In past generations, moonshiners set up shop in the Ozark Mountains, cooking batches of corn-based mash, which eventually became whiskey. They tried to stay one step ahead of the law.
These days, you can still find a moonshiner, but it’s all legal. AgDay’s National Reporter Tyne Morgan takes us to southern Missouri, where the corn is cookin’, and introduces us to a professional moonshiner who is still perfecting his skills while helping to revive a tradition rooted deep in the Ozarks.
Off the beaten path, nestled between overgrown oak trees in the Ozarks of Missouri, sits a business building its own roots.
Jim Blansit owns Copper Run Distillery. His canvas: a still where he’s trying to perfect an art that’s been around for years.
"To make alcohol is easy," Blansit said. "To make it taste good is where the art really takes over."
Blansit makes corn whiskey. Vodka, whiskey, you name it. He makes it all. But the crowd favorite is a type that’s had many names over the years—most commonly, moonshine.
"The hydrometer measures the alcohol," Blansit said as he pointed to the meter. "You can see it's at 80%."

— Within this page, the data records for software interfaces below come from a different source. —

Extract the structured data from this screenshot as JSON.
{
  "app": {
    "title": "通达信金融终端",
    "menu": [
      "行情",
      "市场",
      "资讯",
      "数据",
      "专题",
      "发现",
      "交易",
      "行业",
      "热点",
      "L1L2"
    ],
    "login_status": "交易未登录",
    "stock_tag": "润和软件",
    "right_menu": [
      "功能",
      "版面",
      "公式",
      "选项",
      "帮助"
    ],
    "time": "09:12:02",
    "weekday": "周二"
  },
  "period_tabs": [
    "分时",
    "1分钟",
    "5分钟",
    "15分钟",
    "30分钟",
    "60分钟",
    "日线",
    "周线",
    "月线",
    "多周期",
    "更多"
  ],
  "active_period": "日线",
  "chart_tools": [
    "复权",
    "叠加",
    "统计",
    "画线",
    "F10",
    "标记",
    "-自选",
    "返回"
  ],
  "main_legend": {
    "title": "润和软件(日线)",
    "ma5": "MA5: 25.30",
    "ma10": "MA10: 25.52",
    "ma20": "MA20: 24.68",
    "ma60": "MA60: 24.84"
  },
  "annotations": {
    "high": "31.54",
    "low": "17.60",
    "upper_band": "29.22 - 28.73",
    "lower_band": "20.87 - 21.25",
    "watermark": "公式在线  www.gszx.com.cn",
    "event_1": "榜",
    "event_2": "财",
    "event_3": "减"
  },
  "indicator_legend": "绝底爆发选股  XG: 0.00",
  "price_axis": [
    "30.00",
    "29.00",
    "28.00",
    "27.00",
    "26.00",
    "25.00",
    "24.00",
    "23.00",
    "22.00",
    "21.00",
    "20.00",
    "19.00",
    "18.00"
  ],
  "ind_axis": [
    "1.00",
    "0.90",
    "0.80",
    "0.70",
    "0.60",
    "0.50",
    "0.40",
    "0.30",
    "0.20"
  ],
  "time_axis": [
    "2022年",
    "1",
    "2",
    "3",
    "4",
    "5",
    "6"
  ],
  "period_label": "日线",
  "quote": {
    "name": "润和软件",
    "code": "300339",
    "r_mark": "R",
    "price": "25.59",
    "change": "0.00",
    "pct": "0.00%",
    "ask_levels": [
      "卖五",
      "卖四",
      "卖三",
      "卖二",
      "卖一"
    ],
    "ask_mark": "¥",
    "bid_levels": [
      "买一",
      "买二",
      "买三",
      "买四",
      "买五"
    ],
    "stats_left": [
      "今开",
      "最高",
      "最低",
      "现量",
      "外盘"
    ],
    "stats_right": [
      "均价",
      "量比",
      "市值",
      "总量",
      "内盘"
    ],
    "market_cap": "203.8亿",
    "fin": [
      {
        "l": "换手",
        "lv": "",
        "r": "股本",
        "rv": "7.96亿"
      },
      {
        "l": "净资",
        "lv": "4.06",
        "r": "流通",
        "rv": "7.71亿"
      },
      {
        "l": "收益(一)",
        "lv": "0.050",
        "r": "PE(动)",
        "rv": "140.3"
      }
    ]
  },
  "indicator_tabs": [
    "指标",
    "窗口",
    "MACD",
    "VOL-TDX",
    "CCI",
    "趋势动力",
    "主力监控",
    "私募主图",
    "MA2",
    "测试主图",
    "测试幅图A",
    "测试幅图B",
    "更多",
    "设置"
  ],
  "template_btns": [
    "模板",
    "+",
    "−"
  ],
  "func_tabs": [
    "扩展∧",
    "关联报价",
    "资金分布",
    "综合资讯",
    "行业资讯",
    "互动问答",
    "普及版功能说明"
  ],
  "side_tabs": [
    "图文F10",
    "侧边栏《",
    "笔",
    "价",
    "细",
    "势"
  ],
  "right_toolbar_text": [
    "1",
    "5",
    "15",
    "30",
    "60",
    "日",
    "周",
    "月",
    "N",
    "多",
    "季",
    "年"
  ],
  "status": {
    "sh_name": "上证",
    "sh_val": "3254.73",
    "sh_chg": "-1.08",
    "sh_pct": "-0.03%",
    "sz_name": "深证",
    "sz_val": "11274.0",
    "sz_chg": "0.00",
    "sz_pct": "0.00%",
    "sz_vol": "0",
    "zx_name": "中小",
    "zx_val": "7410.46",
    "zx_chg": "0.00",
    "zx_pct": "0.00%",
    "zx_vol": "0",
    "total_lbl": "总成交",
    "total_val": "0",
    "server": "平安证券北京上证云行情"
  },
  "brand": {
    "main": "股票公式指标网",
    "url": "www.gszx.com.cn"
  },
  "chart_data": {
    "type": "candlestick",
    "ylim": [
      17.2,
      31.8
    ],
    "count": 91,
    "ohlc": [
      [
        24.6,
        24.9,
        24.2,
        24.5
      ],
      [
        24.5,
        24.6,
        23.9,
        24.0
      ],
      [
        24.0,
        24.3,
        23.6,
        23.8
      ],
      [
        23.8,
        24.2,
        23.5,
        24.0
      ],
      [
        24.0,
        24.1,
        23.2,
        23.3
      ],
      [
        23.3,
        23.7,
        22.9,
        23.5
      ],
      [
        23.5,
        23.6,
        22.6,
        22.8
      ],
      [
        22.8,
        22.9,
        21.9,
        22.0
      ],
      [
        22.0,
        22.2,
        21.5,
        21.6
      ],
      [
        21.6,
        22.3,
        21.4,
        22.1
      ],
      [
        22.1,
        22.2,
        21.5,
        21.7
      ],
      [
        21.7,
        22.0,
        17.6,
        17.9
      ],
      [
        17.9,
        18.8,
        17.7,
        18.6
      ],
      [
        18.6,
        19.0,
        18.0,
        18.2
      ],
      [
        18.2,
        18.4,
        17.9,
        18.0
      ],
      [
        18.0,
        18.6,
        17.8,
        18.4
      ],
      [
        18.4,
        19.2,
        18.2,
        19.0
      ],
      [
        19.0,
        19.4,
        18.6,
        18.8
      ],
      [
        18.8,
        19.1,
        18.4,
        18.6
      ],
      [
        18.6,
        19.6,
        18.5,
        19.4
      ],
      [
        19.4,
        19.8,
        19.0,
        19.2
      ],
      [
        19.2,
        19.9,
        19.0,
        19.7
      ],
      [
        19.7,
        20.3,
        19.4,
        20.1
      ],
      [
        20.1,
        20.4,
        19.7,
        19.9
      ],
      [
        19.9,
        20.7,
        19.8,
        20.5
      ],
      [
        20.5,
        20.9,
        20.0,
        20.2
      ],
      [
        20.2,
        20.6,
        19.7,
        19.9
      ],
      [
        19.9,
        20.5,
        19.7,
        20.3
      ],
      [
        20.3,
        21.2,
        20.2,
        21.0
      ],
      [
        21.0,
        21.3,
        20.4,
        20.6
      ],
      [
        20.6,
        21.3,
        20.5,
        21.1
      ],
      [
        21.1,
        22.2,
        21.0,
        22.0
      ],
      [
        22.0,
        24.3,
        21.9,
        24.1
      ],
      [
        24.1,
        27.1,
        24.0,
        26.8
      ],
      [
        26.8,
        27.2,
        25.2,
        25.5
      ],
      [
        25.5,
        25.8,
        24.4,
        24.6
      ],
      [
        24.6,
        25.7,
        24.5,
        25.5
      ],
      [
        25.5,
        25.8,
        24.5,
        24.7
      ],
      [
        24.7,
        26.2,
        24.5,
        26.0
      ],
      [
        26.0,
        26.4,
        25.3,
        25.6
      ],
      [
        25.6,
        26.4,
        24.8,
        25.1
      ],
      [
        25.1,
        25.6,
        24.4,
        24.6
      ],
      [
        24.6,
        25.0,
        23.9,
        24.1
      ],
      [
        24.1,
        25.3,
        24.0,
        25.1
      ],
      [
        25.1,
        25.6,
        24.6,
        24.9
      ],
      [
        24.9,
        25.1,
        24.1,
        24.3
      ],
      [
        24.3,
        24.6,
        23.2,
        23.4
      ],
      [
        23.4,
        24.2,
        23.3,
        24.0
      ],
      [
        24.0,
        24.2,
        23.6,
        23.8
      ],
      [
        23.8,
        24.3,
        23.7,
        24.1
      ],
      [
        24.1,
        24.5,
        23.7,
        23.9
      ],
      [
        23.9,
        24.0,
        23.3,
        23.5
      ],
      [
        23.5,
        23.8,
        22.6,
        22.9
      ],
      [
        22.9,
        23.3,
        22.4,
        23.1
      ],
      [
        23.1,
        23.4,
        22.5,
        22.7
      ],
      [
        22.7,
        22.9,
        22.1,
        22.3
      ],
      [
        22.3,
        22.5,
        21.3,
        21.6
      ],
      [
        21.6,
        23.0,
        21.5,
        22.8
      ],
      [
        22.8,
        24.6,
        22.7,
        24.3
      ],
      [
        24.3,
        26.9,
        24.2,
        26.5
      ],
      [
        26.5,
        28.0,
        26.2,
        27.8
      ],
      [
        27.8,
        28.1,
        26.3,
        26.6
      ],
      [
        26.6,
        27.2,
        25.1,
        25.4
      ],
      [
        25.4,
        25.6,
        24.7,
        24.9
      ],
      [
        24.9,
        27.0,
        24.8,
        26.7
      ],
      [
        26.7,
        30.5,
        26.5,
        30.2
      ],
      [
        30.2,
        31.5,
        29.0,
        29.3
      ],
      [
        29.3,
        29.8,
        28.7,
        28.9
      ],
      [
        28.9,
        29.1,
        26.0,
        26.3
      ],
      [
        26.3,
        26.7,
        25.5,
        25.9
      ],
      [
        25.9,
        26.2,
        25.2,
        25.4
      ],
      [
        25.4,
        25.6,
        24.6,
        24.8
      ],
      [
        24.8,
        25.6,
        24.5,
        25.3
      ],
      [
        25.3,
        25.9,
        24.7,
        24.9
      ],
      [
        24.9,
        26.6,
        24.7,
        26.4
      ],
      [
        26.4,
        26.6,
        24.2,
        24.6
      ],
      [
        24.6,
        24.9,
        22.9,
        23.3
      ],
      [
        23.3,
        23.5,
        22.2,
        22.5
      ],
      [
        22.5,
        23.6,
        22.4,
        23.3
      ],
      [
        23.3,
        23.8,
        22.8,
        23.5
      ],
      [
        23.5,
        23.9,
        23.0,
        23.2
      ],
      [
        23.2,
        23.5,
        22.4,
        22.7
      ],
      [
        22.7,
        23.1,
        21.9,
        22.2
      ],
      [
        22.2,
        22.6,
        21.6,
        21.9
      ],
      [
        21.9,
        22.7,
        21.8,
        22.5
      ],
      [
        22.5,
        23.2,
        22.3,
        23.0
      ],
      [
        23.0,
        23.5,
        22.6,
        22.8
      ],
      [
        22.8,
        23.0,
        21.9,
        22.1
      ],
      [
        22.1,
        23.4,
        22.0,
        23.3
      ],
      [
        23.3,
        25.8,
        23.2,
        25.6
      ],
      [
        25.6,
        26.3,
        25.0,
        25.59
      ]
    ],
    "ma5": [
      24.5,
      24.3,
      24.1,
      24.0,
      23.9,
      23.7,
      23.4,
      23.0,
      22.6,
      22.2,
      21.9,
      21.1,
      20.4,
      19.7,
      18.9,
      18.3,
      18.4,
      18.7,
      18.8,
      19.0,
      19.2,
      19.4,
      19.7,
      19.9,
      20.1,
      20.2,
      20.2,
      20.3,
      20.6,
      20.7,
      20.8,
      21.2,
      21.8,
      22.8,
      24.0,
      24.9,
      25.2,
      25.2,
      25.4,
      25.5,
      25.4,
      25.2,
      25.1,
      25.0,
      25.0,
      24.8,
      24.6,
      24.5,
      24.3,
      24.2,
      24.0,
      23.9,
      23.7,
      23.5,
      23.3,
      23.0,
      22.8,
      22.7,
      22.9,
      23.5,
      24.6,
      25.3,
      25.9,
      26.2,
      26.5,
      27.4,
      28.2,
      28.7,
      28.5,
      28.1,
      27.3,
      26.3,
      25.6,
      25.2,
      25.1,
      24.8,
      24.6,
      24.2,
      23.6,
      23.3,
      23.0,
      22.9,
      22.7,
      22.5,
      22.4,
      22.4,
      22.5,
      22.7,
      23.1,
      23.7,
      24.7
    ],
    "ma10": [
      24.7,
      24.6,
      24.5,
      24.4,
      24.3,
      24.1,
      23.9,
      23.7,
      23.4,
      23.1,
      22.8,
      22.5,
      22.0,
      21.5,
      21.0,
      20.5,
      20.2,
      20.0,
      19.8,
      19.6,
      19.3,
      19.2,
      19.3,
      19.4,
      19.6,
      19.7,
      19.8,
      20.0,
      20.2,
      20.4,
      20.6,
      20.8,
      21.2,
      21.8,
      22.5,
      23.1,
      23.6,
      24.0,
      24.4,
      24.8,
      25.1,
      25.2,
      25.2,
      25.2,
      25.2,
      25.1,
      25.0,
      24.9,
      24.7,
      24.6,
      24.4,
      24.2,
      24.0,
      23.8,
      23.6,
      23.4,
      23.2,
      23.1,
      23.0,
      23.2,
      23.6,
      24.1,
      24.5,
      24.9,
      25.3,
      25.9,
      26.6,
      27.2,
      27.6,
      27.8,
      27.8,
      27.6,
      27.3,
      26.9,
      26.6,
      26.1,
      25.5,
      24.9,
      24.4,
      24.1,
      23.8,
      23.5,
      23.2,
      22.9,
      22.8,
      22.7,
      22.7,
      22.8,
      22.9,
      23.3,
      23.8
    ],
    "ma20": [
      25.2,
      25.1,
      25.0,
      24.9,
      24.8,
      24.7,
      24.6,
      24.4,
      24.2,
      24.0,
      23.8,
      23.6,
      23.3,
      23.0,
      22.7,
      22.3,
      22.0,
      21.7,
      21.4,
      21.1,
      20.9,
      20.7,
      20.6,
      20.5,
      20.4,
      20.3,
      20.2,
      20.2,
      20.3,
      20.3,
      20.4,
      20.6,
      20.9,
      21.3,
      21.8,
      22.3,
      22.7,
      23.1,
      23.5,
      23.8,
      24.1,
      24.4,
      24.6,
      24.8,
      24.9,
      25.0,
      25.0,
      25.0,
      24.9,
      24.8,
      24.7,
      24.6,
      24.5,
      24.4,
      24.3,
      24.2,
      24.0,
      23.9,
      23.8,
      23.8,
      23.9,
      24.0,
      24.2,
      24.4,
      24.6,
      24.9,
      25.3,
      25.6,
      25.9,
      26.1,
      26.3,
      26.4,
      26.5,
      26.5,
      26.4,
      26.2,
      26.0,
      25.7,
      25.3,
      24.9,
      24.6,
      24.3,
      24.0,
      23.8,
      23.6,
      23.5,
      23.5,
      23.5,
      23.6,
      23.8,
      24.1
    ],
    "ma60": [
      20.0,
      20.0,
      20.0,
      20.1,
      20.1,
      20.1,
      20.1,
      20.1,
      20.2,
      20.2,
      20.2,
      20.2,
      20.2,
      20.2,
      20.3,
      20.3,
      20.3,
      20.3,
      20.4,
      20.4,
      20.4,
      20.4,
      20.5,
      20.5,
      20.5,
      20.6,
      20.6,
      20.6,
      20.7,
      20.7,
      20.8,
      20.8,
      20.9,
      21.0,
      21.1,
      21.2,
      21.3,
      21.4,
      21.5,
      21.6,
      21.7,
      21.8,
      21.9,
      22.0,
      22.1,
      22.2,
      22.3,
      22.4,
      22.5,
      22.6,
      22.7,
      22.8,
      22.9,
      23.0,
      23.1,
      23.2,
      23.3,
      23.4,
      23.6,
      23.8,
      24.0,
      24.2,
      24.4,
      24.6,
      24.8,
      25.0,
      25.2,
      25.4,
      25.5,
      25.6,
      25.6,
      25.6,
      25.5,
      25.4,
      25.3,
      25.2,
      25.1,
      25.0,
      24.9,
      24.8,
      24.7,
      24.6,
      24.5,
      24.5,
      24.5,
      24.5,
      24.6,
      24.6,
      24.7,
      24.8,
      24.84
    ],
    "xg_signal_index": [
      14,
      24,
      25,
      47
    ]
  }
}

In just three years, business has been booming and people continue to venture back for more. In the beginning, however, some people had their doubts.
"My poor parents," said Blansit while trying to hold back his laughter. "When I told them I was going to build a distillery in the backyard...I'm so fortunate they were very supportive. But I know a lot of people were scratching their heads thinking, 'Is this real? Can this really be happening?' And it was a risk, just like with any small business. And it's worked out really well for us."
Making alcohol is nothing new to Blansit. He brewed beer professionally for 10 years, then decided to take that profession one step further and make whiskey. It’s a craft that depends on your sense of taste and smell to get the flavor just right.
"The art is deciding the difference between the heads and the tails that contribute to the heart for the flavor and the aroma," Blansit explained.
He says his recipe is simple—80% corn and 20% wheat, both of which are supplied by local farmers.
"We use the whole corn," Blansit said. "We grind it up into cornmeal, so it's very fine, so we can then process the cornstarch into corn sugar, and then fermentation into corn alcohol. So it's all about the corn."
Blansit said it’s the natural resources in the Ozarks that makes it a prime location for moonshiners.
"The water we have is so important with the hardness," he said.
It takes about nine days to produce corn whiskey. The moonshine is bottled immediately. The whiskey and bourbon are aged. The quality and flavor only get better with time.
"The barrels are charred, and that carmelizes the sugar in the sap, the barrel itself. So, the carmel color the whiskey has, comes from the carmelized process and the heating the barrel has," Blansit said. "It gives an aroma that adds flavor like vanilla and burnt marshmallow. And over time, it mellows the flavor so it's very tasty."
Becoming a legal moonshine maker and distributer isn’t as risky as some TV shows lead you to believe. All it took for Blansit was acquiring a permit and paying taxes on each drop of alcohol produced.
And there’s no shortage of people willing to pay for their moonshine. Blansit said he has to expand his production just to keep up with the growing demand.
Moonshine is the key ingredient to a lot of what Blansit sells, including moonshine margaritas. But he says it’s the story of an Ozark tradition that sells the most.
Blansit shares his story and the art of moonshine during tours at Copper Run Distillery. He says those run daily every half hour. But he says if you plan to stop by, be sure your tastebuds are ready and save time at the end for a taste test and a homemade moonshine margarita. You can learn more by visiting the website: www.copperrundistillery.com.